DATASET ENTRIES:
* * *
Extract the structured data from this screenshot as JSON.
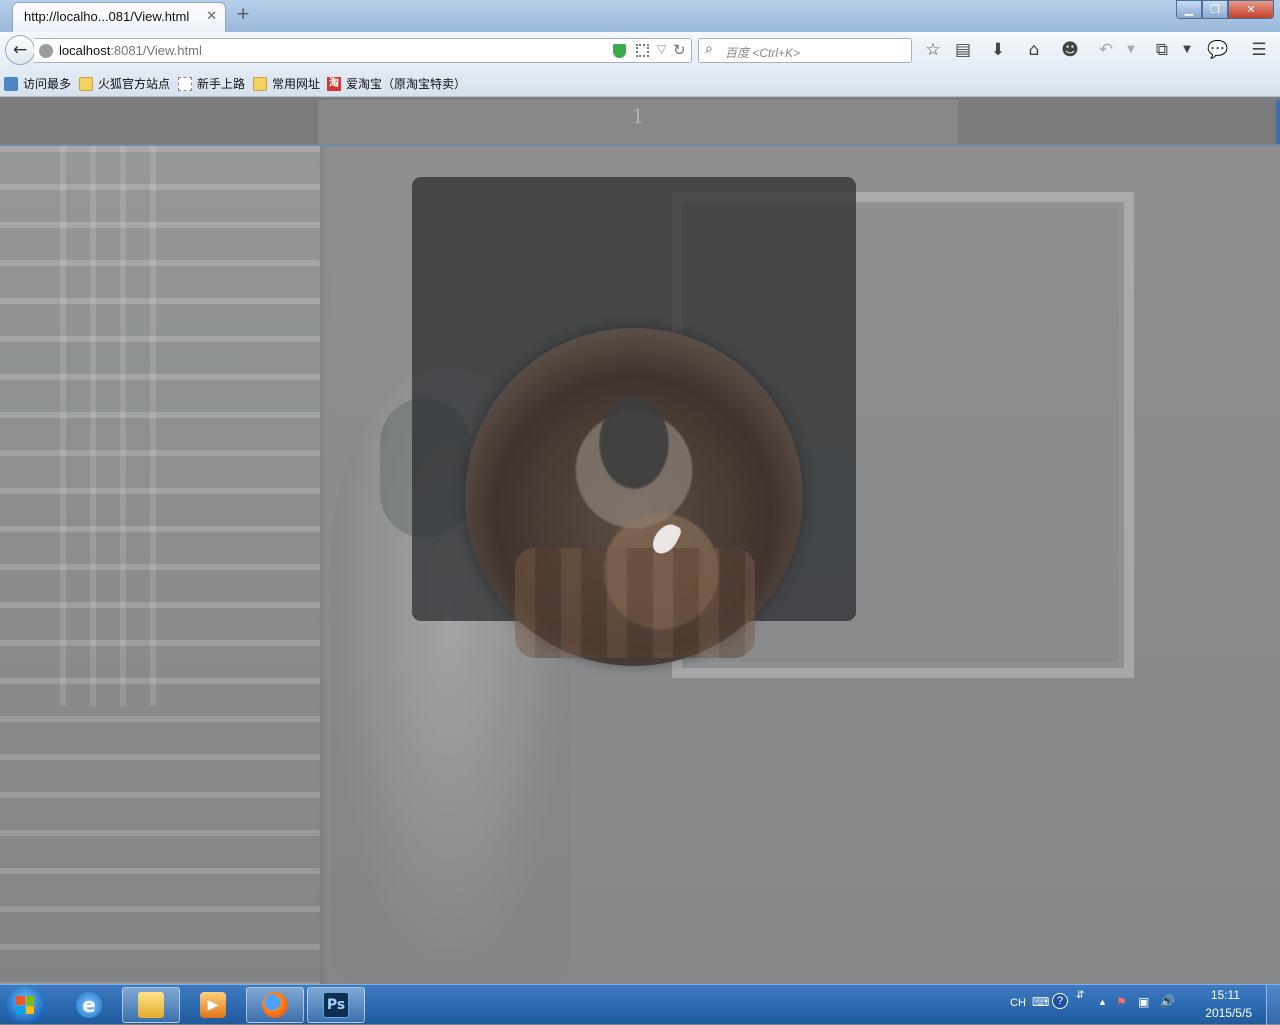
{
  "browser": {
    "tab_title": "http://localho...081/View.html",
    "tab_close": "✕",
    "new_tab": "+",
    "url_host": "localhost",
    "url_rest": ":8081/View.html",
    "search_placeholder": "百度 <Ctrl+K>"
  },
  "bookmarks": [
    {
      "label": "访问最多",
      "icon": "blue-bookmark-icon"
    },
    {
      "label": "火狐官方站点",
      "icon": "folder-icon"
    },
    {
      "label": "新手上路",
      "icon": "dotted-page-icon"
    },
    {
      "label": "常用网址",
      "icon": "folder-icon"
    },
    {
      "label": "爱淘宝（原淘宝特卖）",
      "icon": "taobao-icon"
    }
  ],
  "taobao_glyph": "淘",
  "page": {
    "page_number": "1"
  },
  "taskbar": {
    "apps": [
      "internet-explorer",
      "file-explorer",
      "media-player",
      "firefox",
      "photoshop"
    ],
    "photoshop_label": "Ps",
    "ime": "CH",
    "help": "?",
    "time": "15:11",
    "date": "2015/5/5"
  }
}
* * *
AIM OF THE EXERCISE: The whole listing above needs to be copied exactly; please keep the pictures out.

TASK RESULT:
Extract the structured data from this screenshot as JSON.
{
  "browser": {
    "tab_title": "http://localho...081/View.html",
    "tab_close": "✕",
    "new_tab": "+",
    "url_host": "localhost",
    "url_rest": ":8081/View.html",
    "search_placeholder": "百度 <Ctrl+K>"
  },
  "bookmarks": [
    {
      "label": "访问最多",
      "icon": "blue-bookmark-icon"
    },
    {
      "label": "火狐官方站点",
      "icon": "folder-icon"
    },
    {
      "label": "新手上路",
      "icon": "dotted-page-icon"
    },
    {
      "label": "常用网址",
      "icon": "folder-icon"
    },
    {
      "label": "爱淘宝（原淘宝特卖）",
      "icon": "taobao-icon"
    }
  ],
  "taobao_glyph": "淘",
  "page": {
    "page_number": "1"
  },
  "taskbar": {
    "apps": [
      "internet-explorer",
      "file-explorer",
      "media-player",
      "firefox",
      "photoshop"
    ],
    "photoshop_label": "Ps",
    "ime": "CH",
    "help": "?",
    "time": "15:11",
    "date": "2015/5/5"
  }
}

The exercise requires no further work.